You don't need a Reddit rally in GameStop to make you rich in the stock market. In fact, betting on a quirk of circumstance to bring you riches is a surefire way to lose money.
Instead, finding good businesses with long-term growth potential is the key to success, and unlocking that door by getting into them while they're discounted can magnify their returns. Here are three cheap stocks that give you a great chance of getting rich off them.
There have been few products during the COVID-19 pandemic so much in demand, and for so long, as disinfecting cleaning wipes from Clorox (NYSE:CLX). In fact, demand still outweighs supply and Clorox doesn't think it will catch up until late in the summer, even though it has expanded capacity and brought on third-party manufacturers to help fill the void.
While shares of Clorox surged early on during the coronavirus outbreak, they peaked last August and have been declining ever since. Shares now trade almost 25% below those highs, and the stock's price-to-earnings (P/E) ratio is around a five-year low. Yet this consumer stalwart still has plenty of growth ahead.

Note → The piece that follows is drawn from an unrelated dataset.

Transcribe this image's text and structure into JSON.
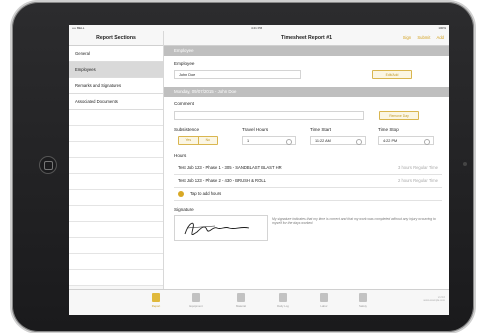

Few companies have the brand recognition Clorox does, which helps confirm it as a leader in most of the markets it operates in, and it possesses a strong track record of product innovation. Extending its bleach brand into a line of must-have disinfecting wipes is just one example.
The essential nature of its product portfolio allows it to generate steady operating earnings and cash flow, which it has used to return capital to shareholders in the form of dividends that it has paid out for decades and has raised for over 50 consecutive years. This makes it a Dividend King, a company that's hiked its payout annually for 50 years or more.
With its stock depressed but with a solid financial foundation beneath it, investors can still clean up with Clorox.
Another trend that has become essential during the pandemic is the need for consumers to stretch their wallets as far as they can go. With businesses forced to close and unemployment hitting record levels, making a dollar go further than it ever had before is critical. Dollar General (NYSE:DG) has been the store many consumers have turned to.
The deep discount retailer makes food and household goods available at rock-bottom prices. With most of its products sold at $10 or less, a family could shop there with confidence of finding a good deal. And just like during the Great Recession, consumers who went downmarket out of need have stayed there long afterwards.
Dollar General is the premier dollar store chain and has separated itself from its rivals by introducing a broad selection of fresh food and produce to its stores. While it will face some pressure from rising labor and transportation costs, the long-term outlook remains positive. Meanwhile, the stock's P/E ratio is around a two-year low.
Over the next couple of quarters, it will face tough comparisons to last year as panic buying took hold and consumers hoarded goods, but that just gives investors another chance to lock in the stock on any weakness in Dollar General's shares.
Petco Health & Wellness
Petco Health & Wellness (NASDAQ:WOOF) is in the doghouse with the stock market. Its January IPO was priced at $18 per share and closed 73% higher on its first day of trading, but it has been barking up the wrong tree since, as the stock now trades around $20 a share, a 30% decline from its high. Yet there's good reason to believe investors should have a dog in this hunt.
The humanization of pets continues unabated, and the demand for higher-quality nutritional products for Fido means consumers are willing to pay up. Certainly the pandemic posed a bit of a problem for Petco as online shopping became a go-to channel, which helped rivals like Chewy gain a strong following. But Petco has held its own as consumers have chosen to spend more at its stores, though they make fewer trips.
It's the future, though, that shows why Petco's stock ought to soon be tugging at the leash. Data from the American Pet Products Association indicates consumers spent $99 billion on companion animals last year, nearly 40% of which was on food and treats. Vet care pulled in another 30%, and that should also benefit Petco, which offers an online health advice service called PetCoach.
While competition in the pet care space is intense, Petco has a premier position in the market. That its stock has collapsed in the space of two months, putting it essentially back where it started, means investors didn't lose anything by not buying at the open (something you really shouldn't do anyway). Trading at a price-to-sales ratio just under 1.2, Petco stock is not a dog and ought to have strong potential going forward.